> **Provided data**
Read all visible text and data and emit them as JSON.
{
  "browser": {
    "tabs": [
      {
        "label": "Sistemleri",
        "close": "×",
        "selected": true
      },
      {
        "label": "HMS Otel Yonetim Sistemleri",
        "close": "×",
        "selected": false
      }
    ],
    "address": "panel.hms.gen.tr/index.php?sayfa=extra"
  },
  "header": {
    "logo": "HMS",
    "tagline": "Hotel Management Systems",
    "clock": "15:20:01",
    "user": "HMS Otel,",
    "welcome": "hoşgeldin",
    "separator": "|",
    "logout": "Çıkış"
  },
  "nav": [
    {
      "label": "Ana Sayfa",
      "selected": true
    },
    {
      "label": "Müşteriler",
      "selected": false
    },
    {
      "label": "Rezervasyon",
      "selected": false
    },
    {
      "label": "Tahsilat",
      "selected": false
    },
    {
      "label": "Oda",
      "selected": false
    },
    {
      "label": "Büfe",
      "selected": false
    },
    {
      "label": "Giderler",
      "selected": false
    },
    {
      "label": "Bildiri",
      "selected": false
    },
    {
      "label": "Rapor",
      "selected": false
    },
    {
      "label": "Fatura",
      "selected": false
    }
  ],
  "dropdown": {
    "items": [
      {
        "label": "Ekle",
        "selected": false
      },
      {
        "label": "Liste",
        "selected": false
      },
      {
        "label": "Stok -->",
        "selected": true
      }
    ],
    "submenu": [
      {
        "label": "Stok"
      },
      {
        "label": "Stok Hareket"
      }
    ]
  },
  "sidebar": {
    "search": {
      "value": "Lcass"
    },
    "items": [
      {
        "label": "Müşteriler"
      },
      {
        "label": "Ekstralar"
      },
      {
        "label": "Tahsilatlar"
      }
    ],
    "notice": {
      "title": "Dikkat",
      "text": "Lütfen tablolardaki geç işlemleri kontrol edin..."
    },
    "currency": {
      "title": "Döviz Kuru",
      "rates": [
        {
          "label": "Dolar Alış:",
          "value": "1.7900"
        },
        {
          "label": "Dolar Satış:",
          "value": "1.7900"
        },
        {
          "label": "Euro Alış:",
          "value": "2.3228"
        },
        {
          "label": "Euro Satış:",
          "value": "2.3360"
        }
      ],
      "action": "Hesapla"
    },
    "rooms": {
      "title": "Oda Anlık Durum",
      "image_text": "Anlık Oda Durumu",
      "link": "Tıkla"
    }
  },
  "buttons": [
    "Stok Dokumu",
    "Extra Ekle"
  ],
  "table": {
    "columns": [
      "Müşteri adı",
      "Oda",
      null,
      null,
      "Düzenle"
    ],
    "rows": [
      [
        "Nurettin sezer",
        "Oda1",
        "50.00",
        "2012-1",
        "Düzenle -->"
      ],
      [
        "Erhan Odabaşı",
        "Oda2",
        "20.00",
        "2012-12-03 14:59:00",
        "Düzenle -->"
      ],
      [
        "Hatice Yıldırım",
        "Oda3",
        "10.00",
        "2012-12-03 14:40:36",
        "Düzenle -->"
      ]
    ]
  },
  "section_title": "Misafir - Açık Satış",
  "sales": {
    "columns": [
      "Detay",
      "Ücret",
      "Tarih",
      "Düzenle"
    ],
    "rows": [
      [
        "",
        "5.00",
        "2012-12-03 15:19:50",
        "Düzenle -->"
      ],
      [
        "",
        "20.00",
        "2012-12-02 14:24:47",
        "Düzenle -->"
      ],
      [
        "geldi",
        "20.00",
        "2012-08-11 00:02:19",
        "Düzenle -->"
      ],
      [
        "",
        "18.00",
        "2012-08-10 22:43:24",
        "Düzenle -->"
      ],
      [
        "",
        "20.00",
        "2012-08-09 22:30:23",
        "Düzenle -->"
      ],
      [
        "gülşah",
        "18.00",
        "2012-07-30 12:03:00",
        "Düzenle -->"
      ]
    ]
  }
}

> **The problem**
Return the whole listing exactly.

> **Task response**
Read all visible text and data and emit them as JSON.
{
  "browser": {
    "tabs": [
      {
        "label": "Sistemleri",
        "close": "×",
        "selected": true
      },
      {
        "label": "HMS Otel Yonetim Sistemleri",
        "close": "×",
        "selected": false
      }
    ],
    "address": "panel.hms.gen.tr/index.php?sayfa=extra"
  },
  "header": {
    "logo": "HMS",
    "tagline": "Hotel Management Systems",
    "clock": "15:20:01",
    "user": "HMS Otel,",
    "welcome": "hoşgeldin",
    "separator": "|",
    "logout": "Çıkış"
  },
  "nav": [
    {
      "label": "Ana Sayfa",
      "selected": true
    },
    {
      "label": "Müşteriler",
      "selected": false
    },
    {
      "label": "Rezervasyon",
      "selected": false
    },
    {
      "label": "Tahsilat",
      "selected": false
    },
    {
      "label": "Oda",
      "selected": false
    },
    {
      "label": "Büfe",
      "selected": false
    },
    {
      "label": "Giderler",
      "selected": false
    },
    {
      "label": "Bildiri",
      "selected": false
    },
    {
      "label": "Rapor",
      "selected": false
    },
    {
      "label": "Fatura",
      "selected": false
    }
  ],
  "dropdown": {
    "items": [
      {
        "label": "Ekle",
        "selected": false
      },
      {
        "label": "Liste",
        "selected": false
      },
      {
        "label": "Stok -->",
        "selected": true
      }
    ],
    "submenu": [
      {
        "label": "Stok"
      },
      {
        "label": "Stok Hareket"
      }
    ]
  },
  "sidebar": {
    "search": {
      "value": "Lcass"
    },
    "items": [
      {
        "label": "Müşteriler"
      },
      {
        "label": "Ekstralar"
      },
      {
        "label": "Tahsilatlar"
      }
    ],
    "notice": {
      "title": "Dikkat",
      "text": "Lütfen tablolardaki geç işlemleri kontrol edin..."
    },
    "currency": {
      "title": "Döviz Kuru",
      "rates": [
        {
          "label": "Dolar Alış:",
          "value": "1.7900"
        },
        {
          "label": "Dolar Satış:",
          "value": "1.7900"
        },
        {
          "label": "Euro Alış:",
          "value": "2.3228"
        },
        {
          "label": "Euro Satış:",
          "value": "2.3360"
        }
      ],
      "action": "Hesapla"
    },
    "rooms": {
      "title": "Oda Anlık Durum",
      "image_text": "Anlık Oda Durumu",
      "link": "Tıkla"
    }
  },
  "buttons": [
    "Stok Dokumu",
    "Extra Ekle"
  ],
  "table": {
    "columns": [
      "Müşteri adı",
      "Oda",
      null,
      null,
      "Düzenle"
    ],
    "rows": [
      [
        "Nurettin sezer",
        "Oda1",
        "50.00",
        "2012-1",
        "Düzenle -->"
      ],
      [
        "Erhan Odabaşı",
        "Oda2",
        "20.00",
        "2012-12-03 14:59:00",
        "Düzenle -->"
      ],
      [
        "Hatice Yıldırım",
        "Oda3",
        "10.00",
        "2012-12-03 14:40:36",
        "Düzenle -->"
      ]
    ]
  },
  "section_title": "Misafir - Açık Satış",
  "sales": {
    "columns": [
      "Detay",
      "Ücret",
      "Tarih",
      "Düzenle"
    ],
    "rows": [
      [
        "",
        "5.00",
        "2012-12-03 15:19:50",
        "Düzenle -->"
      ],
      [
        "",
        "20.00",
        "2012-12-02 14:24:47",
        "Düzenle -->"
      ],
      [
        "geldi",
        "20.00",
        "2012-08-11 00:02:19",
        "Düzenle -->"
      ],
      [
        "",
        "18.00",
        "2012-08-10 22:43:24",
        "Düzenle -->"
      ],
      [
        "",
        "20.00",
        "2012-08-09 22:30:23",
        "Düzenle -->"
      ],
      [
        "gülşah",
        "18.00",
        "2012-07-30 12:03:00",
        "Düzenle -->"
      ]
    ]
  }
}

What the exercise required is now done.